* **INSTRUCTIONS FOR THE TASK**:
Return copies of the lines below that mention "JSON".

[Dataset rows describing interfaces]

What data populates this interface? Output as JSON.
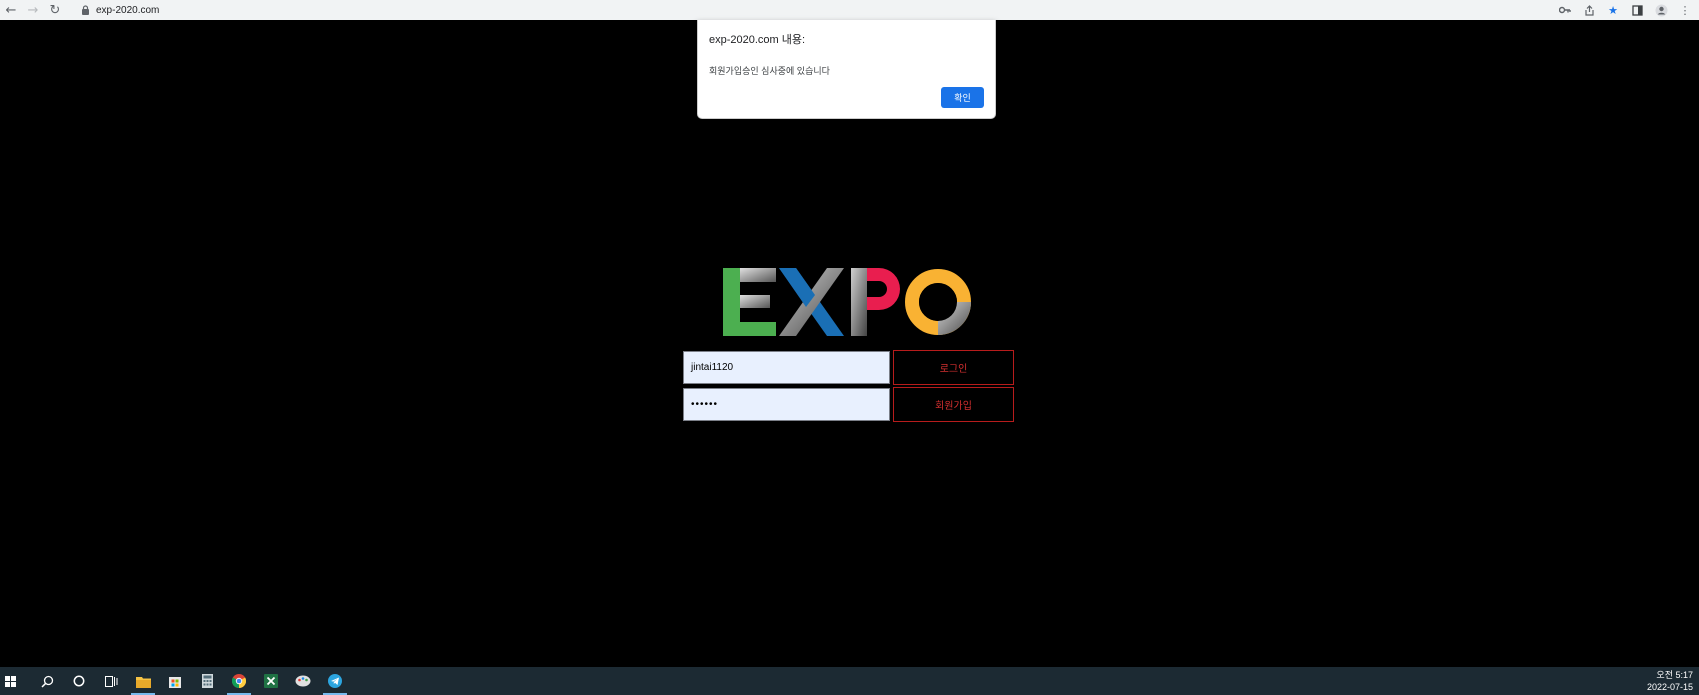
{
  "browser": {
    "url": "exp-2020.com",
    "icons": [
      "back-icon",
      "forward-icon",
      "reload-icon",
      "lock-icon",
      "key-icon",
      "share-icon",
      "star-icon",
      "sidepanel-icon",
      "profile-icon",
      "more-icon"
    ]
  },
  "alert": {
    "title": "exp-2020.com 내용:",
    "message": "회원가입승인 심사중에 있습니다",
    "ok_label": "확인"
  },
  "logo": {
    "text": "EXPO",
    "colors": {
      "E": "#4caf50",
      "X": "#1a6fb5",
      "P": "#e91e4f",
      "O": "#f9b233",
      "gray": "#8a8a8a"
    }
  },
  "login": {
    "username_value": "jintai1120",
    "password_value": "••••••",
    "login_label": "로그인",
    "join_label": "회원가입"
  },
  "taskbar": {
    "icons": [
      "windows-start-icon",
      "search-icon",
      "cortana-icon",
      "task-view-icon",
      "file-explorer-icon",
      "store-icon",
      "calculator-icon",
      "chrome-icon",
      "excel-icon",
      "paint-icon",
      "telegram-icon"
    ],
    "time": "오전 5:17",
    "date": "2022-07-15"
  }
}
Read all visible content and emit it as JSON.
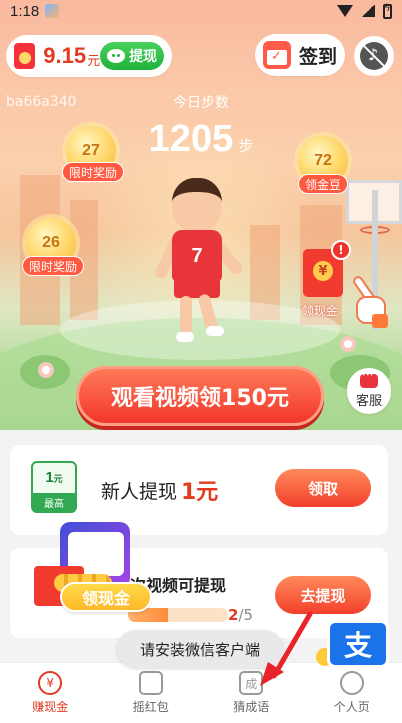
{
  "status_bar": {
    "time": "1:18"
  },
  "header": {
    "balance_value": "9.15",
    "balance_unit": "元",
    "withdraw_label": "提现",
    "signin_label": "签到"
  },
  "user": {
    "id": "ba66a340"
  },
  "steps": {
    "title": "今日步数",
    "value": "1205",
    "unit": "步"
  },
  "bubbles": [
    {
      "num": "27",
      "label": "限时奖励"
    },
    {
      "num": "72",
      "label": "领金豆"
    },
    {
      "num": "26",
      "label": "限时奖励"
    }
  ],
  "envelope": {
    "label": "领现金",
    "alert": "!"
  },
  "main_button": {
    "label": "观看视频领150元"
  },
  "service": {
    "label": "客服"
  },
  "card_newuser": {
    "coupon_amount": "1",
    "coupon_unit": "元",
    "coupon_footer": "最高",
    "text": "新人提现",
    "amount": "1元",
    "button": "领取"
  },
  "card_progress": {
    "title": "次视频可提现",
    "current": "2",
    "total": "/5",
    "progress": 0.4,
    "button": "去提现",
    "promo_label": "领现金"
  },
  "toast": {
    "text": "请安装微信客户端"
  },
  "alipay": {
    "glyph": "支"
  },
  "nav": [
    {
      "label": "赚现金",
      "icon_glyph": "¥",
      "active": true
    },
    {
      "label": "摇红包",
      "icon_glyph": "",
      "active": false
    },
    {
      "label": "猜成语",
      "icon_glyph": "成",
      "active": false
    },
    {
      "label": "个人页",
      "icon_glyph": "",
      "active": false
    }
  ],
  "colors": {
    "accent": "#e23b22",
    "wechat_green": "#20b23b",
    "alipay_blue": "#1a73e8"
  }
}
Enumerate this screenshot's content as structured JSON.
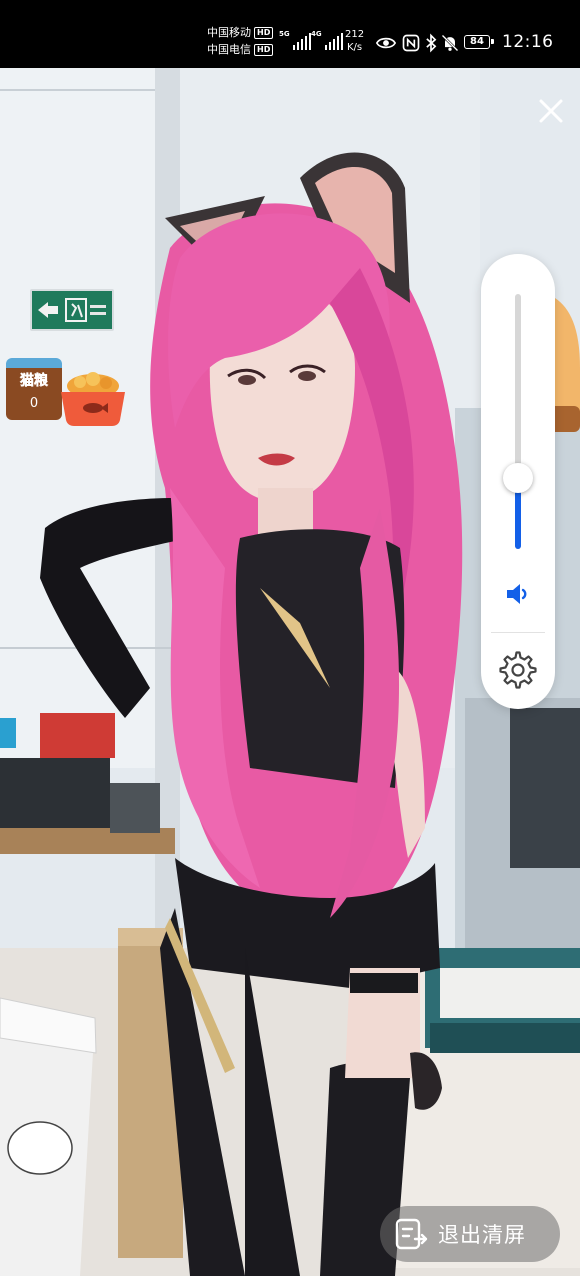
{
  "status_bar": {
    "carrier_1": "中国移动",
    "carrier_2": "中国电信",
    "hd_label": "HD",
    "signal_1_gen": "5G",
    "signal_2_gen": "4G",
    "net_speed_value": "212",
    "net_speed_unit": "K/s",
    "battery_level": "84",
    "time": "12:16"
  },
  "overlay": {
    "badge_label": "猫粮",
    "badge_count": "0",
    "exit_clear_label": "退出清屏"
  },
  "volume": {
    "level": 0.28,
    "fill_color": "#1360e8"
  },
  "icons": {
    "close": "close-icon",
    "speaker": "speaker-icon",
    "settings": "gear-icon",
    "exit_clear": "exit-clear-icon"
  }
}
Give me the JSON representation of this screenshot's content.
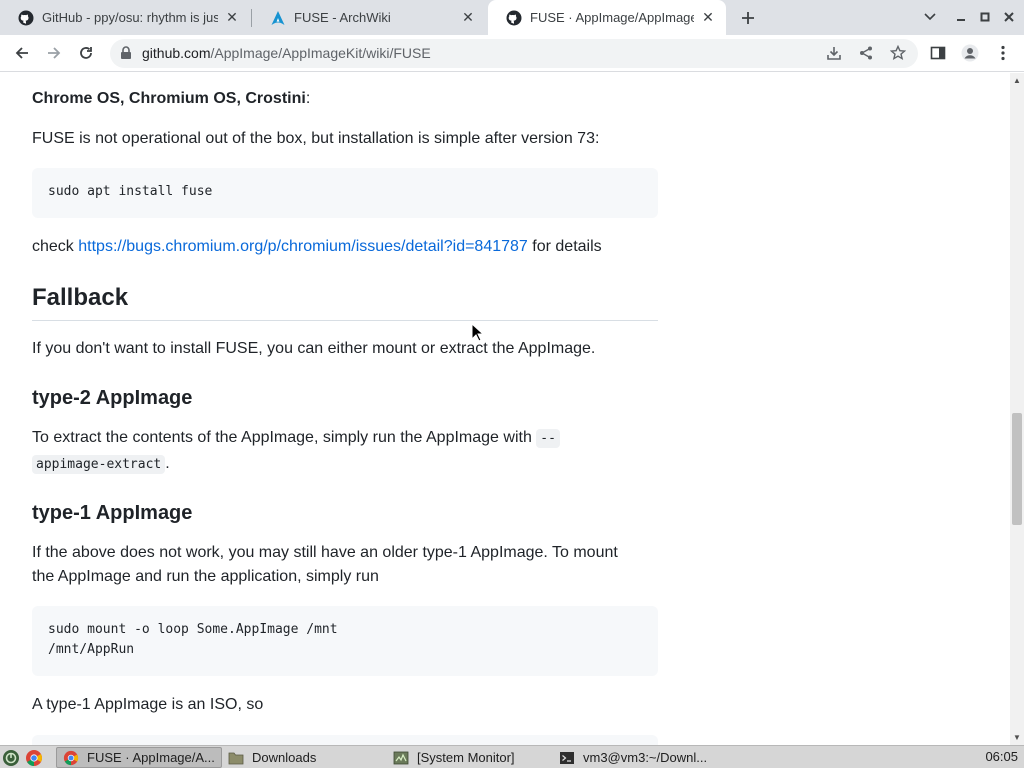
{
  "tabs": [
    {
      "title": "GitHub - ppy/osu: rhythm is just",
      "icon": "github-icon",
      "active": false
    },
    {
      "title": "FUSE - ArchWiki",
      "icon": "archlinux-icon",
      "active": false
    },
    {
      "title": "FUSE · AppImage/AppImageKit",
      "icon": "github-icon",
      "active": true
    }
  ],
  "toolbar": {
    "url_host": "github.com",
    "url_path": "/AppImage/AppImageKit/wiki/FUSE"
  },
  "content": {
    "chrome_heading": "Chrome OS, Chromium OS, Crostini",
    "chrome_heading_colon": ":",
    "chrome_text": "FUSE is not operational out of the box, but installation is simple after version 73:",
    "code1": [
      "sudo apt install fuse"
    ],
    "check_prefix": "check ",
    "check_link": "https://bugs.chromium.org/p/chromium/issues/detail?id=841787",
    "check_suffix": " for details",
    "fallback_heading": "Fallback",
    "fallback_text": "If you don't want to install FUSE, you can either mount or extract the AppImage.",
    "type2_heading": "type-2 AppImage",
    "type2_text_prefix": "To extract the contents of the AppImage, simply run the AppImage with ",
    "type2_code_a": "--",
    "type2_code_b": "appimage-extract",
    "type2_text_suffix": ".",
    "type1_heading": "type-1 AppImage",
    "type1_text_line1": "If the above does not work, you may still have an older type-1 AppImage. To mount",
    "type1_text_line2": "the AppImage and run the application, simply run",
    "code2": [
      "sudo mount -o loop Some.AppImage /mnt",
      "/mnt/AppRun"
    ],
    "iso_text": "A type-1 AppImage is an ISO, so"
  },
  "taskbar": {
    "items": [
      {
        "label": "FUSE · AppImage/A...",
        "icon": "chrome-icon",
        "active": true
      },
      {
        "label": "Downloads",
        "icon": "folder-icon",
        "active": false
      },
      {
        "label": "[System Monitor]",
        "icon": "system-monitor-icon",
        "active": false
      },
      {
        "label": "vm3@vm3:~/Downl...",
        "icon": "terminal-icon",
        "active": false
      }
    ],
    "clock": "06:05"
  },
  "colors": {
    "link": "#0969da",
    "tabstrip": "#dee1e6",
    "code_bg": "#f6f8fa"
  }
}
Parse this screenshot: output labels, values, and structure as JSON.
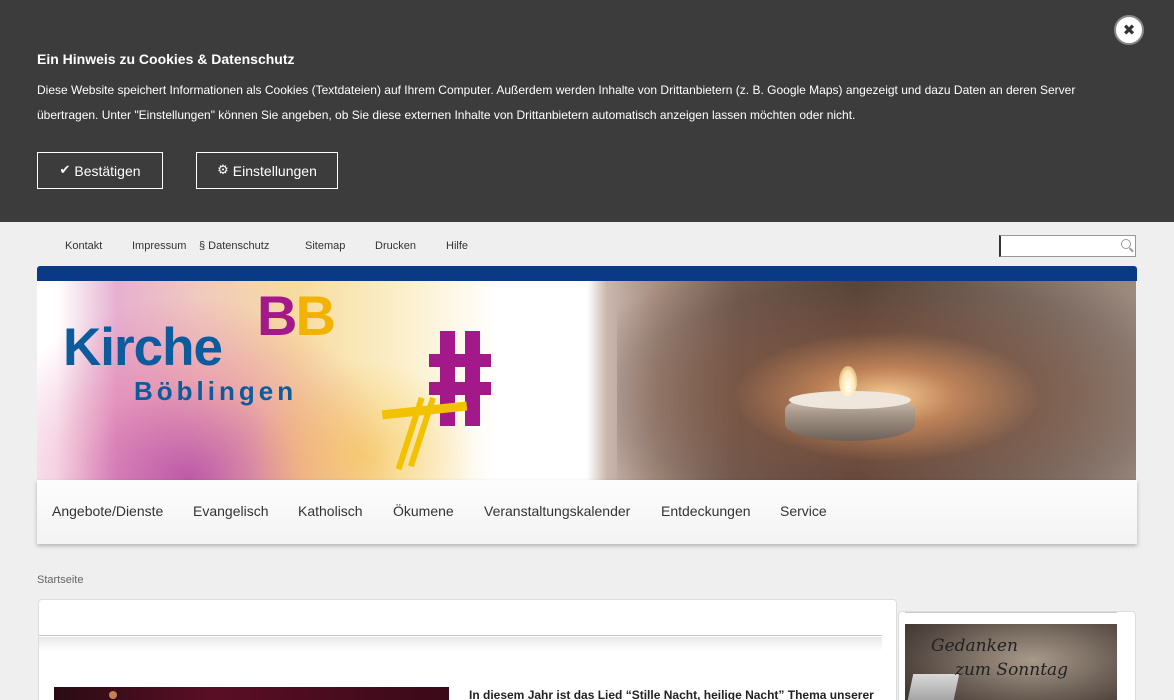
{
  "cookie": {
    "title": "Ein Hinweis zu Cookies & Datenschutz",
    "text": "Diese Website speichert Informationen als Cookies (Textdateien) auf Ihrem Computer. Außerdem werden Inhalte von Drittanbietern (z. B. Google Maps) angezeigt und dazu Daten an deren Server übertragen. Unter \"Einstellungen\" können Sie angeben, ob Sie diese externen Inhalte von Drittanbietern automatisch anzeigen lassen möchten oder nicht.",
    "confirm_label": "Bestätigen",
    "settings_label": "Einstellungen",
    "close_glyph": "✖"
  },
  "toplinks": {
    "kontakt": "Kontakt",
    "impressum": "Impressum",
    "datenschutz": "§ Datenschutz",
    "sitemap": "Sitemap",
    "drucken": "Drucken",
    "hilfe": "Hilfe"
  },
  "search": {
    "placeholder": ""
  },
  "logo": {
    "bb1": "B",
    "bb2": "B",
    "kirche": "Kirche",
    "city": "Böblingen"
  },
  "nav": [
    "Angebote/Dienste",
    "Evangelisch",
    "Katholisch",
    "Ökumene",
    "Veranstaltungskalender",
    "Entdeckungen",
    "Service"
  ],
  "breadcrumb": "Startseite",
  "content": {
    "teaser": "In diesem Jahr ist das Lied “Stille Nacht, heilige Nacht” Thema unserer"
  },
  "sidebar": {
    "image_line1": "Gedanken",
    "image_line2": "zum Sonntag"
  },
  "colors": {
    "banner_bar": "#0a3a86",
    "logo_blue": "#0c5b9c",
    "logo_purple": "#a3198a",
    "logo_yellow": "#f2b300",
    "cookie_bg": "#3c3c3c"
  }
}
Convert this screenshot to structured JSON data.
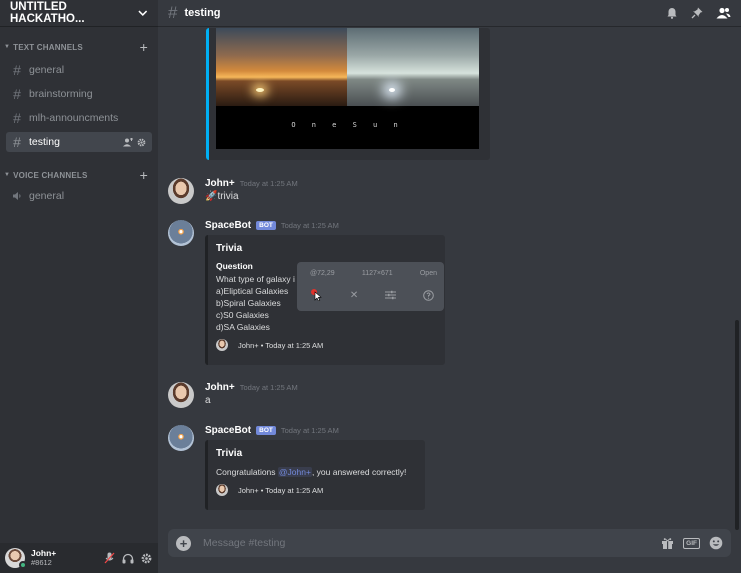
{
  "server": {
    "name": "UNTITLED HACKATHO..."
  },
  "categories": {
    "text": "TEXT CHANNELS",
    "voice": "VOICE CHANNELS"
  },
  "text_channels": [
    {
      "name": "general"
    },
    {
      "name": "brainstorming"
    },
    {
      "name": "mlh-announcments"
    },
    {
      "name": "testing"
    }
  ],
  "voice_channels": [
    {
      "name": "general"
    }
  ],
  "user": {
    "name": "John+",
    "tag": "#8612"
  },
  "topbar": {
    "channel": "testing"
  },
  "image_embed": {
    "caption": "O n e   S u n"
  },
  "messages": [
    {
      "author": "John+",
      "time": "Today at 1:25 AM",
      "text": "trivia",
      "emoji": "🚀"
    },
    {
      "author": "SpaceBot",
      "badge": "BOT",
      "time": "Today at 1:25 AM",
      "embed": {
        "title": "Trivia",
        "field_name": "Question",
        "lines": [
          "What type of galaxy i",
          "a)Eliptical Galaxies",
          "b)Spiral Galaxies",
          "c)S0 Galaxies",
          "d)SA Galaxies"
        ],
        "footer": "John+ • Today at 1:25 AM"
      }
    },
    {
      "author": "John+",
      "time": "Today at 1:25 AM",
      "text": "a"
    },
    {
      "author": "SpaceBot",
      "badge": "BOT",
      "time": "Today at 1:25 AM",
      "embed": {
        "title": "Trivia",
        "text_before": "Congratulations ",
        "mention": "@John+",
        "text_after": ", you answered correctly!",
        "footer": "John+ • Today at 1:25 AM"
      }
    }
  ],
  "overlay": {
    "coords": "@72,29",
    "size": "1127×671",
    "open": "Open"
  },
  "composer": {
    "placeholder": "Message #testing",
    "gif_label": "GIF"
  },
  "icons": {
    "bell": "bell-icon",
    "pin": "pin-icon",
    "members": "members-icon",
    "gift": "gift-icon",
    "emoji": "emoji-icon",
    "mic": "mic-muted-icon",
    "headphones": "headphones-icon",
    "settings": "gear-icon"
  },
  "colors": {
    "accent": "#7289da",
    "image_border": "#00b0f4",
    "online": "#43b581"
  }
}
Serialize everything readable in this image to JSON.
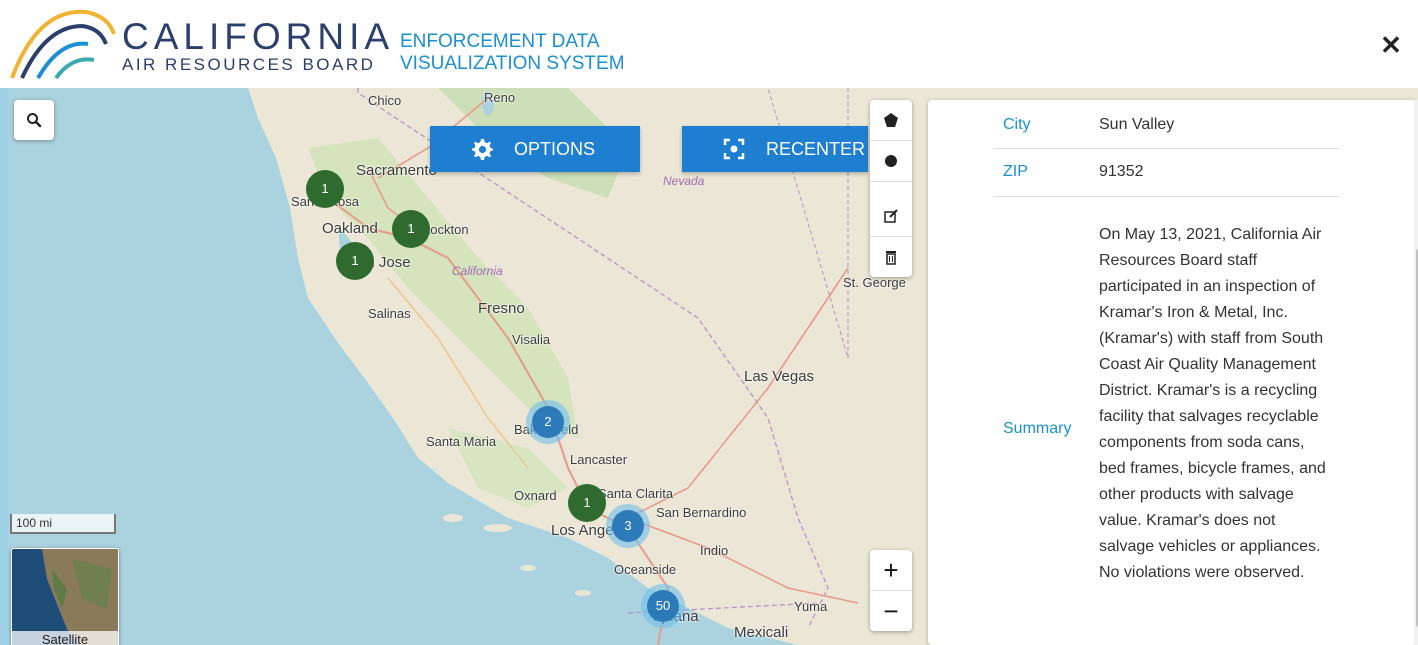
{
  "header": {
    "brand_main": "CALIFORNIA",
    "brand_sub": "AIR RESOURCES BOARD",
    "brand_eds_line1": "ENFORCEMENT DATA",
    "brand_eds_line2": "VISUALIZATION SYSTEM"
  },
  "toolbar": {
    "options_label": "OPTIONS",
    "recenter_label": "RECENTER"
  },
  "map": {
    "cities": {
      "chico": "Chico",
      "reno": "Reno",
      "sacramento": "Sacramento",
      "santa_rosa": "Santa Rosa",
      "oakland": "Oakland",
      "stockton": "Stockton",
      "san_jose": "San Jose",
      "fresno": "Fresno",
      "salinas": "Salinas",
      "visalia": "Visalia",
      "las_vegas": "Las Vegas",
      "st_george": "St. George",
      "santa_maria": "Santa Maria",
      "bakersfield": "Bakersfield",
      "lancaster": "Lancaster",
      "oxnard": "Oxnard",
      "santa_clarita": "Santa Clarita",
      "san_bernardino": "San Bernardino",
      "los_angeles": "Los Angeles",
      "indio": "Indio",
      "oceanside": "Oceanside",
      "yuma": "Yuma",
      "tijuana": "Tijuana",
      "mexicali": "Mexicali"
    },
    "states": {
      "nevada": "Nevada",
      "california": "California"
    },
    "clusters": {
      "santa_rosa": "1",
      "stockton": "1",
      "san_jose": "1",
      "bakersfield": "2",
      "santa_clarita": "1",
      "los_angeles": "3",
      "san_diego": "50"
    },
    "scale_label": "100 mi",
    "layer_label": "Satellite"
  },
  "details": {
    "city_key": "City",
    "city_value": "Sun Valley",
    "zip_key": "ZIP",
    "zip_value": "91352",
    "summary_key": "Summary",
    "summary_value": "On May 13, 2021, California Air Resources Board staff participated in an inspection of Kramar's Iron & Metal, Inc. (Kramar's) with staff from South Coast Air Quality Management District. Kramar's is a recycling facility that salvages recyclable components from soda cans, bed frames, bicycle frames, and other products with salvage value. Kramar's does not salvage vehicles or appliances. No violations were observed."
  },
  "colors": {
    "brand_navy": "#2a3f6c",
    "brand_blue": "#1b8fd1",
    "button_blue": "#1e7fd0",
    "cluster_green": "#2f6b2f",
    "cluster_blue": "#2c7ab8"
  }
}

* **YOUR RESPONSE**:
What data populates this interface? Output as JSON.
Read all visible content and emit it as JSON.
Enumerate this screenshot's content as structured JSON.
Give me the JSON representation of this screenshot's content.
Parse this screenshot: output labels, values, and structure as JSON.
Convert this screenshot to structured JSON data.
Serialize everything readable in this image to JSON.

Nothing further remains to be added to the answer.